Leilu Nishmat Reb Eliyahu Tzion ben Reb Chananya Niasoff ז"ל
And in the merit of our partner in Torah Yigal Yisroel ben Sofia שיחיו

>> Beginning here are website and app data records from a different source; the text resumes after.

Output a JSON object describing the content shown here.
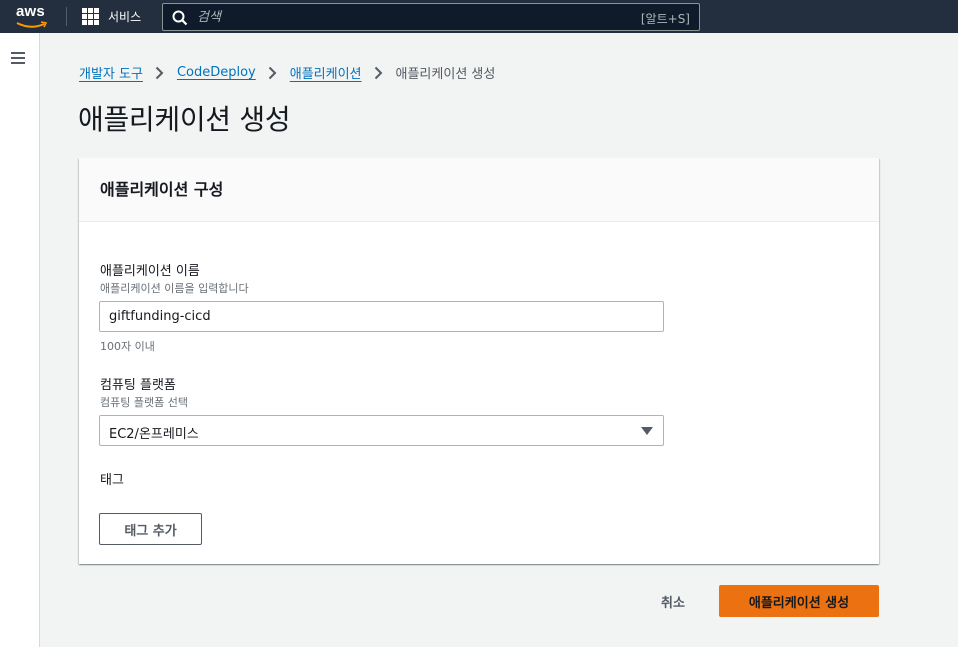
{
  "topnav": {
    "logo_text": "aws",
    "services_label": "서비스",
    "search_placeholder": "검색",
    "search_shortcut": "[알트+S]"
  },
  "breadcrumb": {
    "items": [
      "개발자 도구",
      "CodeDeploy",
      "애플리케이션"
    ],
    "current": "애플리케이션 생성"
  },
  "page": {
    "title": "애플리케이션 생성"
  },
  "panel": {
    "title": "애플리케이션 구성",
    "app_name": {
      "label": "애플리케이션 이름",
      "description": "애플리케이션 이름을 입력합니다",
      "value": "giftfunding-cicd",
      "constraint": "100자 이내"
    },
    "platform": {
      "label": "컴퓨팅 플랫폼",
      "description": "컴퓨팅 플랫폼 선택",
      "selected": "EC2/온프레미스"
    },
    "tags": {
      "label": "태그",
      "add_button": "태그 추가"
    }
  },
  "actions": {
    "cancel": "취소",
    "submit": "애플리케이션 생성"
  },
  "colors": {
    "nav_bg": "#232f3e",
    "link": "#0073bb",
    "primary": "#ec7211"
  }
}
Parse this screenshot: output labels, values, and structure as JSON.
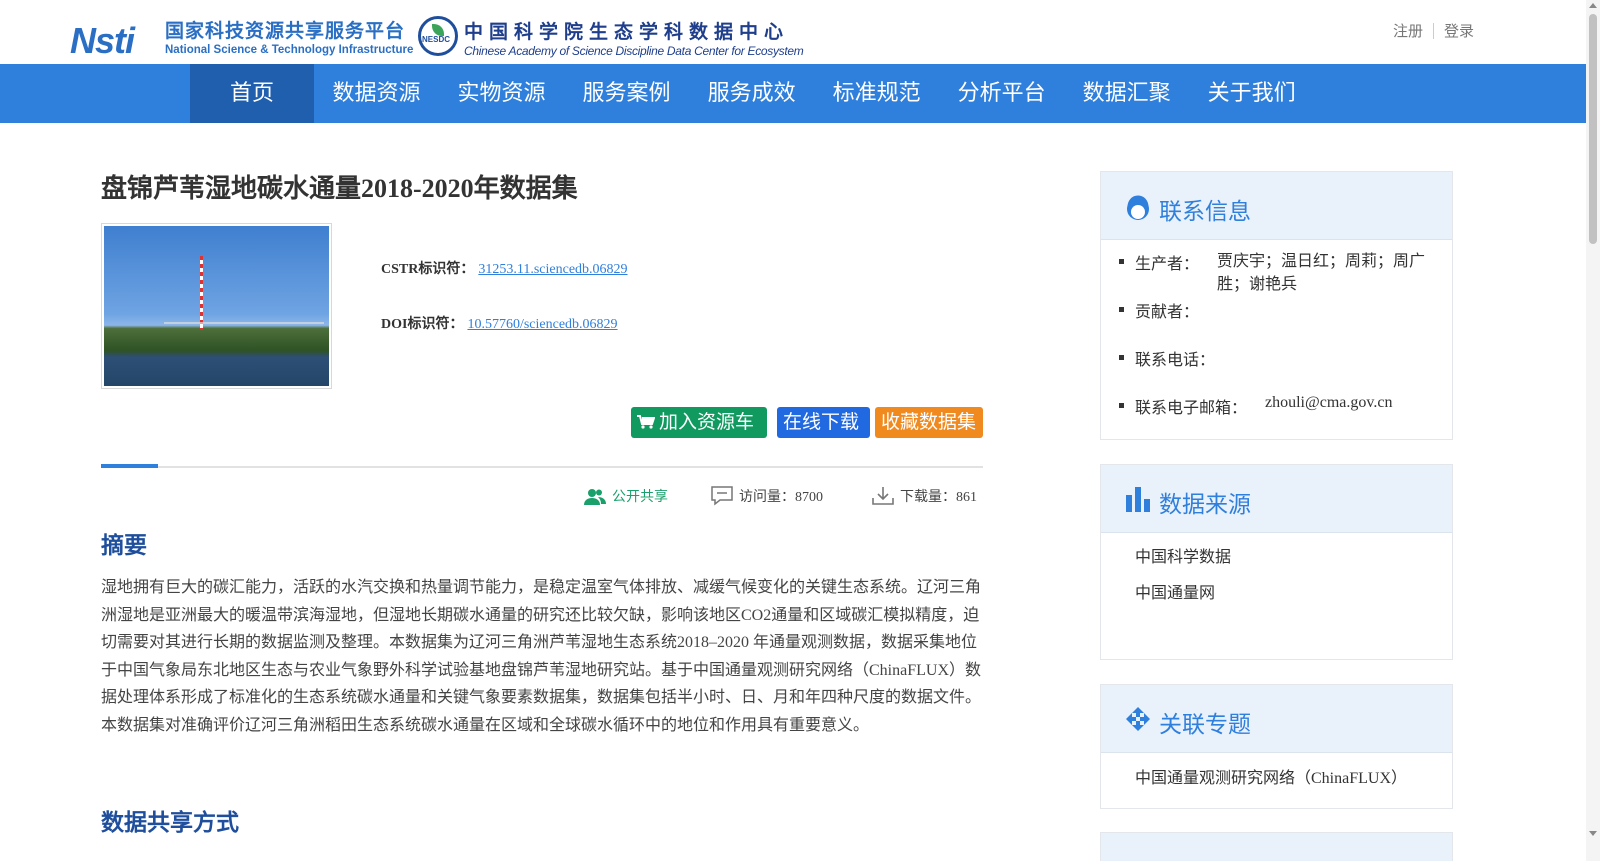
{
  "header": {
    "logo_nsti_mark": "Nsti",
    "logo_nsti_cn": "国家科技资源共享服务平台",
    "logo_nsti_en": "National Science & Technology Infrastructure",
    "logo_nesdc_mark": "NESDC",
    "logo_nesdc_cn": "中国科学院生态学科数据中心",
    "logo_nesdc_en": "Chinese Academy of Science Discipline Data Center for Ecosystem",
    "register": "注册",
    "login": "登录"
  },
  "nav": {
    "items": [
      "首页",
      "数据资源",
      "实物资源",
      "服务案例",
      "服务成效",
      "标准规范",
      "分析平台",
      "数据汇聚",
      "关于我们"
    ],
    "active": "首页"
  },
  "dataset": {
    "title": "盘锦芦苇湿地碳水通量2018-2020年数据集",
    "cstr_label": "CSTR标识符：",
    "cstr_value": "31253.11.sciencedb.06829",
    "doi_label": "DOI标识符：",
    "doi_value": "10.57760/sciencedb.06829",
    "btn_cart": "加入资源车",
    "btn_download": "在线下载",
    "btn_favorite": "收藏数据集",
    "share_mode": "公开共享",
    "visits": "访问量：8700",
    "downloads": "下载量：861",
    "abstract_heading": "摘要",
    "abstract": "湿地拥有巨大的碳汇能力，活跃的水汽交换和热量调节能力，是稳定温室气体排放、减缓气候变化的关键生态系统。辽河三角洲湿地是亚洲最大的暖温带滨海湿地，但湿地长期碳水通量的研究还比较欠缺，影响该地区CO2通量和区域碳汇模拟精度，迫切需要对其进行长期的数据监测及整理。本数据集为辽河三角洲芦苇湿地生态系统2018–2020 年通量观测数据，数据采集地位于中国气象局东北地区生态与农业气象野外科学试验基地盘锦芦苇湿地研究站。基于中国通量观测研究网络（ChinaFLUX）数据处理体系形成了标准化的生态系统碳水通量和关键气象要素数据集，数据集包括半小时、日、月和年四种尺度的数据文件。本数据集对准确评价辽河三角洲稻田生态系统碳水通量在区域和全球碳水循环中的地位和作用具有重要意义。",
    "sharing_heading": "数据共享方式"
  },
  "sidebar": {
    "contact": {
      "title": "联系信息",
      "producer_label": "生产者：",
      "producer_value": "贾庆宇；温日红；周莉；周广胜；谢艳兵",
      "contributor_label": "贡献者：",
      "contributor_value": "",
      "phone_label": "联系电话：",
      "phone_value": "",
      "email_label": "联系电子邮箱：",
      "email_value": "zhouli@cma.gov.cn"
    },
    "source": {
      "title": "数据来源",
      "items": [
        "中国科学数据",
        "中国通量网"
      ]
    },
    "topics": {
      "title": "关联专题",
      "items": [
        "中国通量观测研究网络（ChinaFLUX）"
      ]
    }
  },
  "colors": {
    "nav_bg": "#2f7fdc",
    "nav_active": "#1f5fae",
    "btn_cart": "#119a60",
    "btn_download": "#2169e0",
    "btn_favorite": "#f08a1f",
    "heading": "#1f4e9c"
  },
  "icons": {
    "cart": "cart-icon",
    "share": "users-icon",
    "visits": "comment-icon",
    "downloads": "download-icon",
    "contact": "user-headset-icon",
    "source": "bar-chart-icon",
    "topics": "diamond-arrows-icon"
  }
}
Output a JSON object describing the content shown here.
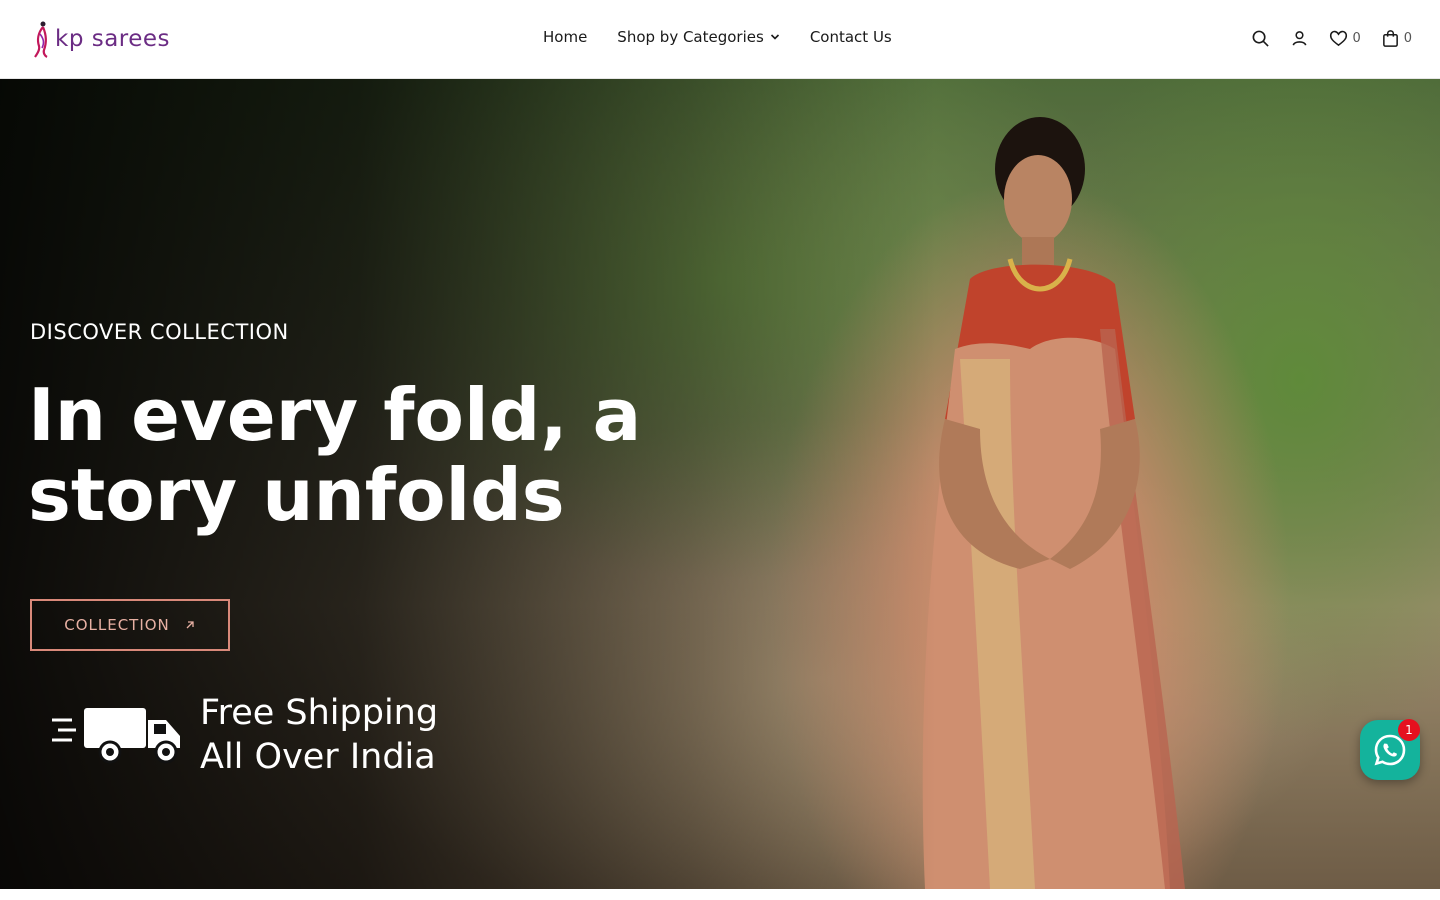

This class was presented at Ohr Chaim, Monsey, NY, on Sunday Parshas Vayakhel Pekudei, 21 Adar, 5777, March 19, 2017. It is a strange story. Moses seemingly distorted what G-d told him, telling the craftsman of the Sanctuary to first build the furniture and only afterward the outer structure. It was Betzalel who reminded him of the simple truth that you first build a house before you furnish it. Upon deeper reflection, this incident captures the story of our lives. Many great thinkers, writers, and artist, produced extraordinary works. Their content was great, their message potent, and their talent exceptional. What they lacked was the exterior structure for their souls lavish output. Sadly, in our world “art” needs a proper “frame.” Lacking the frame, the art may remain in its corner and melt into oblivion. The great argument between Moses and Betzalel was which came first—the energy or the container, the vision or the structure? Moses was a visionary; Betzalel was a man of action. In conclusion, we discover, they were both right: In the world of thought and strategy, art precedes the frame; in the world of action and implementation, the frame precedes the art. In the world of light, vision takes precedence. In the world of shadows, your dreams must follow your actions, not the other way around. The class continues to explore another perspective by Reb Tzadok of Lublin. Judaism consists of two components—what G-d gives us and what we give G-d. The Written Torah and the Oral Torah. One is Divine; the other is filtered through human creativity. But are they really different? Depends from whose perspective.